→ **Entries provided**
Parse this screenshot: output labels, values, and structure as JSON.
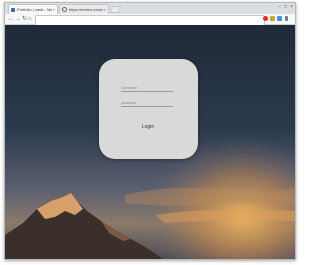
{
  "browser": {
    "tabs": [
      {
        "title": "Portfolio | vault - Meteo.com",
        "close": "×"
      },
      {
        "title": "https://meteo.example.com",
        "close": "×"
      }
    ],
    "window_controls": [
      "–",
      "□",
      "×"
    ],
    "nav_icons": [
      "back-arrow-icon",
      "forward-arrow-icon",
      "reload-icon",
      "home-icon"
    ],
    "nav_glyphs": {
      "back": "←",
      "forward": "→",
      "reload": "↻",
      "home": "⌂"
    },
    "address": "",
    "extensions": [
      {
        "name": "stop-extension-icon",
        "color": "#d93025"
      },
      {
        "name": "puzzle-extension-icon",
        "color": "#c8a43a"
      },
      {
        "name": "grid-extension-icon",
        "color": "#4a8fd9"
      },
      {
        "name": "menu-extension-icon",
        "color": "#7a7a7a"
      }
    ]
  },
  "login_form": {
    "username_placeholder": "Username",
    "password_placeholder": "password",
    "login_label": "Login"
  },
  "colors": {
    "sky_top": "#1f2d3d",
    "sky_bottom": "#6c6a78",
    "sunset": "#d39a4e",
    "card": "#d9d9d9"
  }
}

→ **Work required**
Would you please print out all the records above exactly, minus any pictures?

→ **Solution**
Parse this screenshot: output labels, values, and structure as JSON.
{
  "browser": {
    "tabs": [
      {
        "title": "Portfolio | vault - Meteo.com",
        "close": "×"
      },
      {
        "title": "https://meteo.example.com",
        "close": "×"
      }
    ],
    "window_controls": [
      "–",
      "□",
      "×"
    ],
    "nav_icons": [
      "back-arrow-icon",
      "forward-arrow-icon",
      "reload-icon",
      "home-icon"
    ],
    "nav_glyphs": {
      "back": "←",
      "forward": "→",
      "reload": "↻",
      "home": "⌂"
    },
    "address": "",
    "extensions": [
      {
        "name": "stop-extension-icon",
        "color": "#d93025"
      },
      {
        "name": "puzzle-extension-icon",
        "color": "#c8a43a"
      },
      {
        "name": "grid-extension-icon",
        "color": "#4a8fd9"
      },
      {
        "name": "menu-extension-icon",
        "color": "#7a7a7a"
      }
    ]
  },
  "login_form": {
    "username_placeholder": "Username",
    "password_placeholder": "password",
    "login_label": "Login"
  },
  "colors": {
    "sky_top": "#1f2d3d",
    "sky_bottom": "#6c6a78",
    "sunset": "#d39a4e",
    "card": "#d9d9d9"
  }
}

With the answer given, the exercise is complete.